The candidates were subjected to various tasks: Auditory Word Span Task (AWST), Visual Patterns Task (VPT) and CBT (Corsi Blocks Task). For each task, the participants were exposed to training to familiarize participants with the task. This was also done to make sure that each participant clearly comprehended the instructions. For each level of difficulty, there were a total of 3 trials. The sequence length was made longer with every successful attempt at a task. AWST was comprised of monosyllabic words which were familiar and put in lists. Within a list, certain words were different, either phonologically or semantically. VPT was comprised of patterns of squares where half were filled in. Participants were required to locate and identify the missing square CBT was composed on a board with nine slots which were asymmetrical and had a square block. These blocks were displayed in different sequential orders to the participants (Frenkel and Bourdin, 2009).
Comparisons were made based on the performance of the test groups. The tasks (AWST, CBT and VPT) were analyzed and compared for:
- Diagnostic- normal v down’s syndrome
- Sex- male v female
- Developmental age
The sex factor was found to have no significant effect with another factor. This means that normal children performed better than DS patients. For the AWST parameter, DS patients performed lower than normal patients. DS patients had a spatio-sequential span which was higher among the lower developmental ages.

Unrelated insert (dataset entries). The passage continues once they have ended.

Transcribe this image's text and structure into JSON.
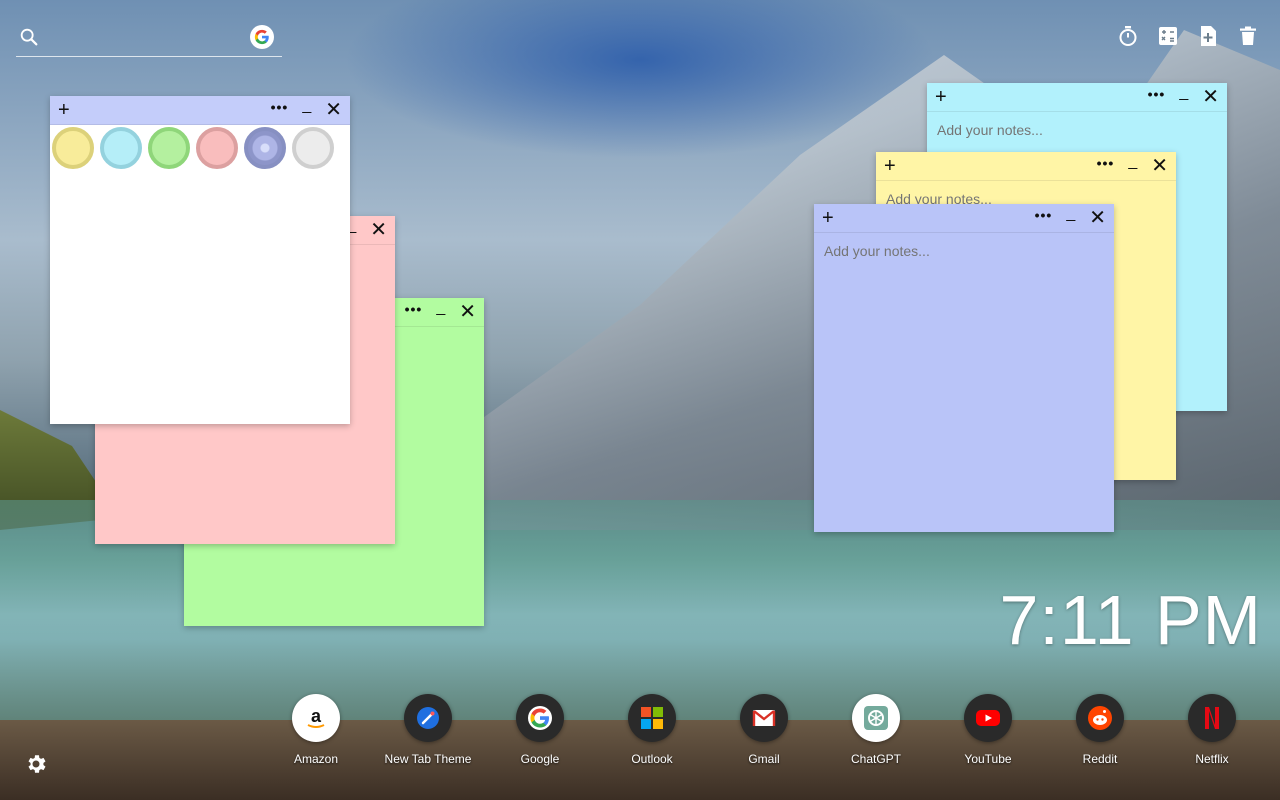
{
  "search": {
    "placeholder": ""
  },
  "toolbar": {
    "icons": [
      "stopwatch-icon",
      "calculator-icon",
      "new-note-icon",
      "trash-icon"
    ]
  },
  "notes": {
    "white": {
      "plus": "+",
      "more": "•••",
      "minimize": "_",
      "close": "✕",
      "palette": [
        "#f8ec9a",
        "#b5eef8",
        "#b4f09f",
        "#f9bdbd",
        "#aeb5e6",
        "#ececec"
      ]
    },
    "pink": {
      "close": "✕",
      "minimize": "_"
    },
    "green": {
      "more": "•••",
      "minimize": "_",
      "close": "✕"
    },
    "cyan": {
      "plus": "+",
      "more": "•••",
      "minimize": "_",
      "close": "✕",
      "placeholder": "Add your notes..."
    },
    "yellow": {
      "plus": "+",
      "more": "•••",
      "minimize": "_",
      "close": "✕",
      "placeholder": "Add your notes..."
    },
    "blue": {
      "plus": "+",
      "more": "•••",
      "minimize": "_",
      "close": "✕",
      "placeholder": "Add your notes..."
    }
  },
  "clock": {
    "time": "7:11 PM"
  },
  "dock": {
    "apps": [
      {
        "label": "Amazon",
        "icon": "amazon-icon"
      },
      {
        "label": "New Tab Theme",
        "icon": "new-tab-theme-icon"
      },
      {
        "label": "Google",
        "icon": "google-icon"
      },
      {
        "label": "Outlook",
        "icon": "outlook-icon"
      },
      {
        "label": "Gmail",
        "icon": "gmail-icon"
      },
      {
        "label": "ChatGPT",
        "icon": "chatgpt-icon"
      },
      {
        "label": "YouTube",
        "icon": "youtube-icon"
      },
      {
        "label": "Reddit",
        "icon": "reddit-icon"
      },
      {
        "label": "Netflix",
        "icon": "netflix-icon"
      }
    ]
  },
  "colors": {
    "note_white": "#ffffff",
    "note_pink": "#ffc8c8",
    "note_green": "#b2fca0",
    "note_cyan": "#b2f1fc",
    "note_yellow": "#fff5a6",
    "note_blue": "#b9c4f8",
    "bar_blue": "#c4cdfa"
  }
}
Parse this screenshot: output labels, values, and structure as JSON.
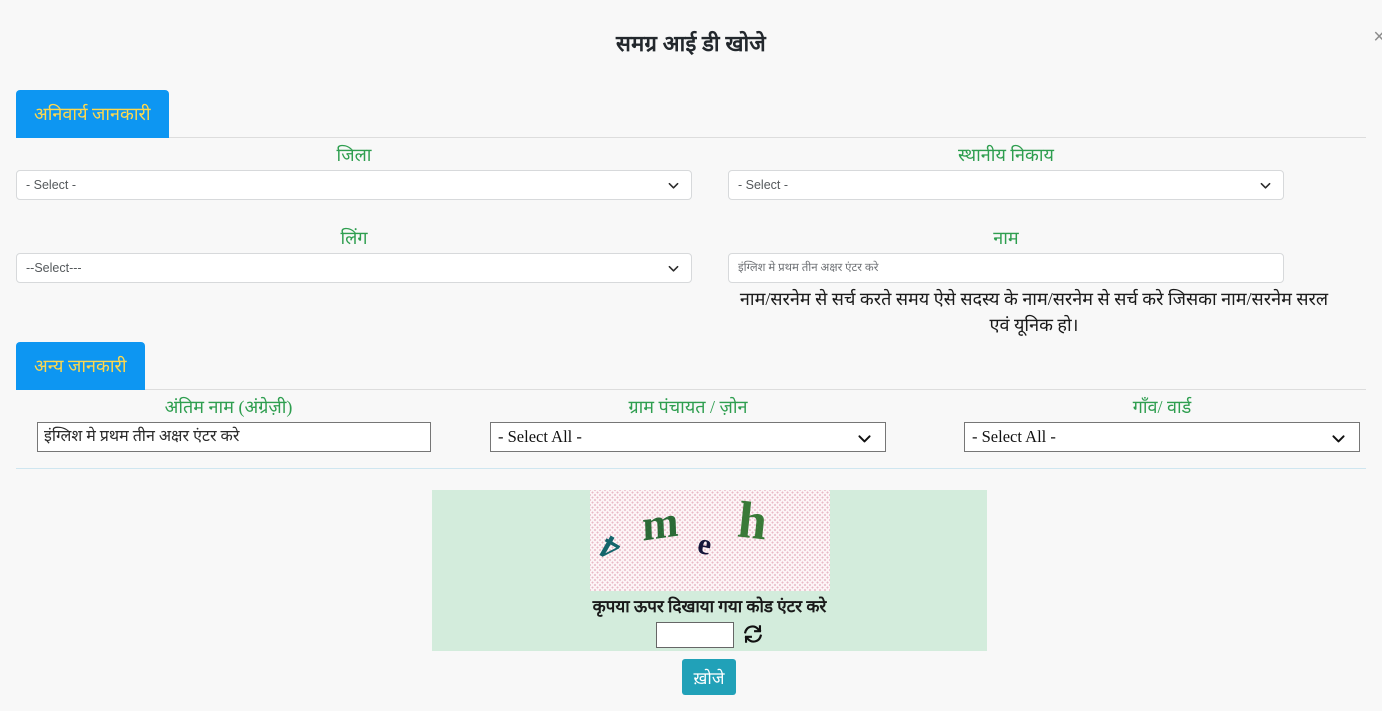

Visual span did not record any significant differences.
The data which was derived from various STM systems did not confirm that there is a deceleration or decrease of the rate of development. In intellectual function, memory is very important in cognitive ability. It is important to identify the specificities of development in Down’s syndrome patients. This helps in understanding the special needs of the children. This will ensure that remedial programs which target their needs are able to address their specific issues (Medicine Net, 2011).
The study determined that normal children did not show a higher developmental rate than DS patients. The results affirmed that while DS patients have slower cognitive abilities, their developmental process was qualitatively different. Patients with DS showed a unique pattern of performance of their memory and their development.
Lippman A, Miriam Kupperman, James D Goldberg, Robert F Nease Jr., & A Eugene Washington. (1999). Prenatal Diagnosis / Kuppermann et al. respond. American Journal of Public Health, 89(10), 1592-3
Babak Khoshnood, Catherine De Vigan, Véronique Vodovar, Gérard Bréart, & et al. (2006). Advances in Medical Technology and Creation of Disparities: The Case of Down Syndrome. American Journal of Public Health, 96(12), 2139-44.
Frenkel S. and Bourdin B. (2009). Verbal, Visual and Spatio-sequential short –term memory: Assessment of the Storage Capacities of Children and Teenagers with Down’s syndrome. Journal of Intellectual Disability Research 53 (2): 152-160.
Medicine Net (2011). Down’s Syndrome. Available at http://www.medicinenet.com/down_syndrome/page4.htm#cognitive
National Institute of Child Health and Human Development (2011). Down’s Syndrome. Available at http://www.nlm.nih.gov/medlineplus/downsyndrome.html